PROBLEM DETAILS
When copying the entries below, leave out every picture and keep the rest exact.

SOURCE DATA
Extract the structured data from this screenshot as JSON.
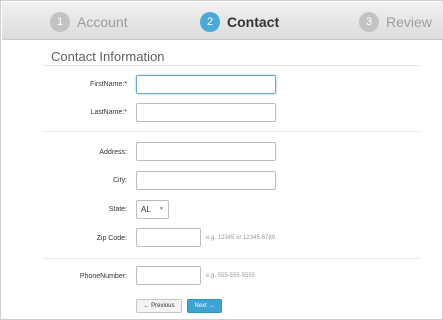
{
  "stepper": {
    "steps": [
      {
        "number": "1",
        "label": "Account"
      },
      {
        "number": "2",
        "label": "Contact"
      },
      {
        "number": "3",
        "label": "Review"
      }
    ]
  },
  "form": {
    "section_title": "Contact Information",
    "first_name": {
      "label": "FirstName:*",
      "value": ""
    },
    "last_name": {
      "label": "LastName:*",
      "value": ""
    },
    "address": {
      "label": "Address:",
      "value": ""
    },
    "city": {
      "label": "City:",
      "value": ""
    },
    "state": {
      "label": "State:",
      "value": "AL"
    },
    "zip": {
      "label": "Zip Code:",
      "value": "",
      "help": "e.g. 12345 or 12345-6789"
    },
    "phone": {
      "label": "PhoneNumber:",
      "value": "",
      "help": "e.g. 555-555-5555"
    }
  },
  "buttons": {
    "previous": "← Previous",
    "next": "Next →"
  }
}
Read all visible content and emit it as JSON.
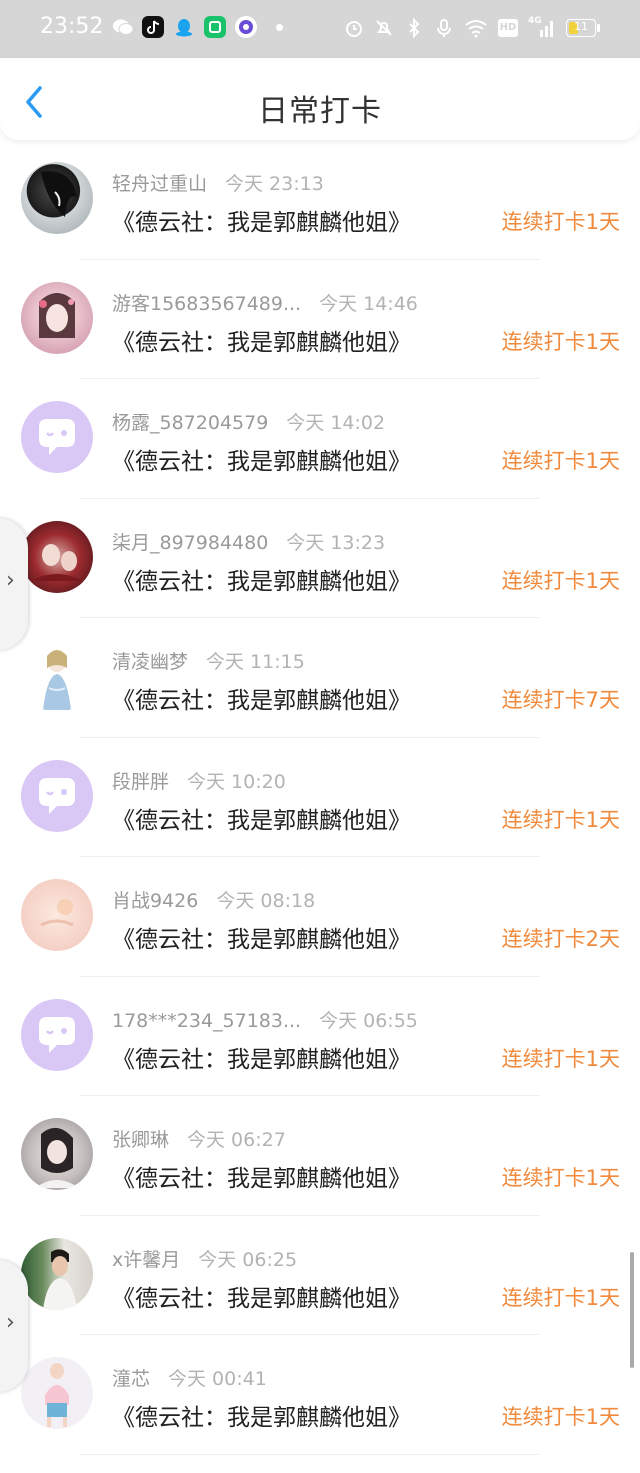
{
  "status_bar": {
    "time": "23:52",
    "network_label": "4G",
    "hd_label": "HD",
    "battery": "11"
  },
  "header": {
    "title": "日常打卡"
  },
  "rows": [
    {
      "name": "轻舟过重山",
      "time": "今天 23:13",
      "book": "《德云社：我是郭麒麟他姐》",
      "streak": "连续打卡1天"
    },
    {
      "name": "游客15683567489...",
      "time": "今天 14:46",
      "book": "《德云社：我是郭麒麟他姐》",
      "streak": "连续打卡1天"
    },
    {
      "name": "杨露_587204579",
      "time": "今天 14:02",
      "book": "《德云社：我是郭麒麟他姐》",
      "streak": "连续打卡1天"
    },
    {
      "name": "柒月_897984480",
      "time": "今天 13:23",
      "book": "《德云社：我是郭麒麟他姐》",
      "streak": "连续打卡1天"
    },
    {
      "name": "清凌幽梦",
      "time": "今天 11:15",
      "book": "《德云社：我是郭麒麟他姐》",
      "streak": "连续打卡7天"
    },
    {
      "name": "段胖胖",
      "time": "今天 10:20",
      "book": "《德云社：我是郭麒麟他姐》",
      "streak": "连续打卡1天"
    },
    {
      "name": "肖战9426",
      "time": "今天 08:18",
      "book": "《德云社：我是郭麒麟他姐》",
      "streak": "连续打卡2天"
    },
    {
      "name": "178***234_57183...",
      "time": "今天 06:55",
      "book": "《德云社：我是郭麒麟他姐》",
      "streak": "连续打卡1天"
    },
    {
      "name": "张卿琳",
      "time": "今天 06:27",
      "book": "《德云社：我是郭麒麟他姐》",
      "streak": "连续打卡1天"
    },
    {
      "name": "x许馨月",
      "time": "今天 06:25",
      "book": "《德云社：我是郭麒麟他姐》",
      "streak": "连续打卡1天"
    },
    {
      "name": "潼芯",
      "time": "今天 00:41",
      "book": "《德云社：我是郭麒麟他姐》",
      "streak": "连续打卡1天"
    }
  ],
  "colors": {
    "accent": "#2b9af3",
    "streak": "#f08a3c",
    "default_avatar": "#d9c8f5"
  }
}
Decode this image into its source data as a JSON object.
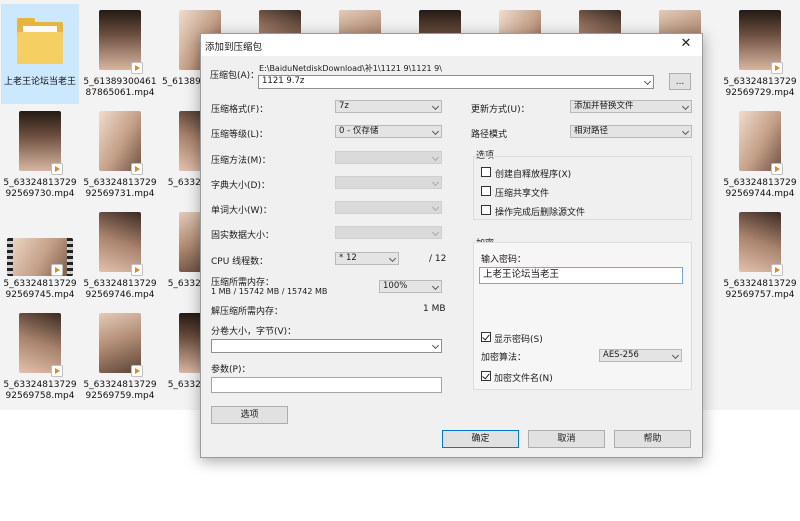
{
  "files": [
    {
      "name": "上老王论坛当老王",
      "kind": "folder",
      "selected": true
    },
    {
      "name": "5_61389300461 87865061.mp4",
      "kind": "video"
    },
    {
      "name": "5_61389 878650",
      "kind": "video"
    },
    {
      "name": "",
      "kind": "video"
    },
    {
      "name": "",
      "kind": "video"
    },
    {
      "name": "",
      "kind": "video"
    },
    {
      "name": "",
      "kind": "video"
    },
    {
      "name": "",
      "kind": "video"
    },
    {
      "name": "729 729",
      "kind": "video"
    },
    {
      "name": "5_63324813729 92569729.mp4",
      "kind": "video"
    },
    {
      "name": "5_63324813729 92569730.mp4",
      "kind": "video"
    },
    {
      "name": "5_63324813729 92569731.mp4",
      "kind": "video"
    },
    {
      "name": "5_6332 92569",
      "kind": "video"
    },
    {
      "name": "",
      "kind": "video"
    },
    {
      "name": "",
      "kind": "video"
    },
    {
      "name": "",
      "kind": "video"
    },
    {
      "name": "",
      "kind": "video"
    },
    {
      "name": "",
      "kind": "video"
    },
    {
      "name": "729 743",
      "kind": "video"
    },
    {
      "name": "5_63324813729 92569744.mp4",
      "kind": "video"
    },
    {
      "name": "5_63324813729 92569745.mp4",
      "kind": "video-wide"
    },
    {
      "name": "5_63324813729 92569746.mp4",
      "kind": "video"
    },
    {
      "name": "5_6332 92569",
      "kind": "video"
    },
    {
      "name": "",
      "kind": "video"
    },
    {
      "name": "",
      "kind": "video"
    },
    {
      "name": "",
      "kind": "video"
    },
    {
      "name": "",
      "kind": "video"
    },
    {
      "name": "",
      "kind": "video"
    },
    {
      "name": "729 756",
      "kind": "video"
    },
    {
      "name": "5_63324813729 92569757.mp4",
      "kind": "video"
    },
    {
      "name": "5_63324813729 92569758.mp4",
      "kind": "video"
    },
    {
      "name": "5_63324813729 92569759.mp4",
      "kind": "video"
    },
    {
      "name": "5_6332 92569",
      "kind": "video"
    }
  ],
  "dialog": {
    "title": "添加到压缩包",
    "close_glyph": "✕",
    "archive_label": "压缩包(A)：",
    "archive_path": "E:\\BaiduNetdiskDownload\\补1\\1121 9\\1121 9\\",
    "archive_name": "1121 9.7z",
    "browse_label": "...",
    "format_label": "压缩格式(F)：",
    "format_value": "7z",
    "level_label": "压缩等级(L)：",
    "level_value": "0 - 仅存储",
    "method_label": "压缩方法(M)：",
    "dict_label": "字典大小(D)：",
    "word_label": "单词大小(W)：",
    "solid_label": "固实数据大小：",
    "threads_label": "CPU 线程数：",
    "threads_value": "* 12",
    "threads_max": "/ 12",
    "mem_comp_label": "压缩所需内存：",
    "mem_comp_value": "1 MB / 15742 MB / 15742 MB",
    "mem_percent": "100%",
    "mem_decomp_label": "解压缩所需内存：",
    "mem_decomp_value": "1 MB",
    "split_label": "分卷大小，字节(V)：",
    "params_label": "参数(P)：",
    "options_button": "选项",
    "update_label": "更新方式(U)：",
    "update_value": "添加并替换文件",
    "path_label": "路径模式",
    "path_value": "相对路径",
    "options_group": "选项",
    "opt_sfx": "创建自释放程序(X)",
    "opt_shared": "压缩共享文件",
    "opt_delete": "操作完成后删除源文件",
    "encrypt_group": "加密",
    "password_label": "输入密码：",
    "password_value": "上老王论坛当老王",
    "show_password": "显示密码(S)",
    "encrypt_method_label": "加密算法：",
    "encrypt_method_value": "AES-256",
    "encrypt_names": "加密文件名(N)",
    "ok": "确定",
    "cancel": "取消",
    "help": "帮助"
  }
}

YOUR SOLUTION
Extract the structured data from this screenshot as JSON.
{
  "stepper": {
    "steps": [
      {
        "number": "1",
        "label": "Account"
      },
      {
        "number": "2",
        "label": "Contact"
      },
      {
        "number": "3",
        "label": "Review"
      }
    ]
  },
  "form": {
    "section_title": "Contact Information",
    "first_name": {
      "label": "FirstName:*",
      "value": ""
    },
    "last_name": {
      "label": "LastName:*",
      "value": ""
    },
    "address": {
      "label": "Address:",
      "value": ""
    },
    "city": {
      "label": "City:",
      "value": ""
    },
    "state": {
      "label": "State:",
      "value": "AL"
    },
    "zip": {
      "label": "Zip Code:",
      "value": "",
      "help": "e.g. 12345 or 12345-6789"
    },
    "phone": {
      "label": "PhoneNumber:",
      "value": "",
      "help": "e.g. 555-555-5555"
    }
  },
  "buttons": {
    "previous": "← Previous",
    "next": "Next →"
  }
}
Read all visible content and emit it as JSON.
{
  "status_bar": {
    "time": "23:52",
    "network_label": "4G",
    "hd_label": "HD",
    "battery": "11"
  },
  "header": {
    "title": "日常打卡"
  },
  "rows": [
    {
      "name": "轻舟过重山",
      "time": "今天 23:13",
      "book": "《德云社：我是郭麒麟他姐》",
      "streak": "连续打卡1天"
    },
    {
      "name": "游客15683567489...",
      "time": "今天 14:46",
      "book": "《德云社：我是郭麒麟他姐》",
      "streak": "连续打卡1天"
    },
    {
      "name": "杨露_587204579",
      "time": "今天 14:02",
      "book": "《德云社：我是郭麒麟他姐》",
      "streak": "连续打卡1天"
    },
    {
      "name": "柒月_897984480",
      "time": "今天 13:23",
      "book": "《德云社：我是郭麒麟他姐》",
      "streak": "连续打卡1天"
    },
    {
      "name": "清凌幽梦",
      "time": "今天 11:15",
      "book": "《德云社：我是郭麒麟他姐》",
      "streak": "连续打卡7天"
    },
    {
      "name": "段胖胖",
      "time": "今天 10:20",
      "book": "《德云社：我是郭麒麟他姐》",
      "streak": "连续打卡1天"
    },
    {
      "name": "肖战9426",
      "time": "今天 08:18",
      "book": "《德云社：我是郭麒麟他姐》",
      "streak": "连续打卡2天"
    },
    {
      "name": "178***234_57183...",
      "time": "今天 06:55",
      "book": "《德云社：我是郭麒麟他姐》",
      "streak": "连续打卡1天"
    },
    {
      "name": "张卿琳",
      "time": "今天 06:27",
      "book": "《德云社：我是郭麒麟他姐》",
      "streak": "连续打卡1天"
    },
    {
      "name": "x许馨月",
      "time": "今天 06:25",
      "book": "《德云社：我是郭麒麟他姐》",
      "streak": "连续打卡1天"
    },
    {
      "name": "潼芯",
      "time": "今天 00:41",
      "book": "《德云社：我是郭麒麟他姐》",
      "streak": "连续打卡1天"
    }
  ],
  "colors": {
    "accent": "#2b9af3",
    "streak": "#f08a3c",
    "default_avatar": "#d9c8f5"
  }
}
Decode this image into its source data as a JSON object.
{
  "files": [
    {
      "name": "上老王论坛当老王",
      "kind": "folder",
      "selected": true
    },
    {
      "name": "5_61389300461 87865061.mp4",
      "kind": "video"
    },
    {
      "name": "5_61389 878650",
      "kind": "video"
    },
    {
      "name": "",
      "kind": "video"
    },
    {
      "name": "",
      "kind": "video"
    },
    {
      "name": "",
      "kind": "video"
    },
    {
      "name": "",
      "kind": "video"
    },
    {
      "name": "",
      "kind": "video"
    },
    {
      "name": "729 729",
      "kind": "video"
    },
    {
      "name": "5_63324813729 92569729.mp4",
      "kind": "video"
    },
    {
      "name": "5_63324813729 92569730.mp4",
      "kind": "video"
    },
    {
      "name": "5_63324813729 92569731.mp4",
      "kind": "video"
    },
    {
      "name": "5_6332 92569",
      "kind": "video"
    },
    {
      "name": "",
      "kind": "video"
    },
    {
      "name": "",
      "kind": "video"
    },
    {
      "name": "",
      "kind": "video"
    },
    {
      "name": "",
      "kind": "video"
    },
    {
      "name": "",
      "kind": "video"
    },
    {
      "name": "729 743",
      "kind": "video"
    },
    {
      "name": "5_63324813729 92569744.mp4",
      "kind": "video"
    },
    {
      "name": "5_63324813729 92569745.mp4",
      "kind": "video-wide"
    },
    {
      "name": "5_63324813729 92569746.mp4",
      "kind": "video"
    },
    {
      "name": "5_6332 92569",
      "kind": "video"
    },
    {
      "name": "",
      "kind": "video"
    },
    {
      "name": "",
      "kind": "video"
    },
    {
      "name": "",
      "kind": "video"
    },
    {
      "name": "",
      "kind": "video"
    },
    {
      "name": "",
      "kind": "video"
    },
    {
      "name": "729 756",
      "kind": "video"
    },
    {
      "name": "5_63324813729 92569757.mp4",
      "kind": "video"
    },
    {
      "name": "5_63324813729 92569758.mp4",
      "kind": "video"
    },
    {
      "name": "5_63324813729 92569759.mp4",
      "kind": "video"
    },
    {
      "name": "5_6332 92569",
      "kind": "video"
    }
  ],
  "dialog": {
    "title": "添加到压缩包",
    "close_glyph": "✕",
    "archive_label": "压缩包(A)：",
    "archive_path": "E:\\BaiduNetdiskDownload\\补1\\1121 9\\1121 9\\",
    "archive_name": "1121 9.7z",
    "browse_label": "...",
    "format_label": "压缩格式(F)：",
    "format_value": "7z",
    "level_label": "压缩等级(L)：",
    "level_value": "0 - 仅存储",
    "method_label": "压缩方法(M)：",
    "dict_label": "字典大小(D)：",
    "word_label": "单词大小(W)：",
    "solid_label": "固实数据大小：",
    "threads_label": "CPU 线程数：",
    "threads_value": "* 12",
    "threads_max": "/ 12",
    "mem_comp_label": "压缩所需内存：",
    "mem_comp_value": "1 MB / 15742 MB / 15742 MB",
    "mem_percent": "100%",
    "mem_decomp_label": "解压缩所需内存：",
    "mem_decomp_value": "1 MB",
    "split_label": "分卷大小，字节(V)：",
    "params_label": "参数(P)：",
    "options_button": "选项",
    "update_label": "更新方式(U)：",
    "update_value": "添加并替换文件",
    "path_label": "路径模式",
    "path_value": "相对路径",
    "options_group": "选项",
    "opt_sfx": "创建自释放程序(X)",
    "opt_shared": "压缩共享文件",
    "opt_delete": "操作完成后删除源文件",
    "encrypt_group": "加密",
    "password_label": "输入密码：",
    "password_value": "上老王论坛当老王",
    "show_password": "显示密码(S)",
    "encrypt_method_label": "加密算法：",
    "encrypt_method_value": "AES-256",
    "encrypt_names": "加密文件名(N)",
    "ok": "确定",
    "cancel": "取消",
    "help": "帮助"
  }
}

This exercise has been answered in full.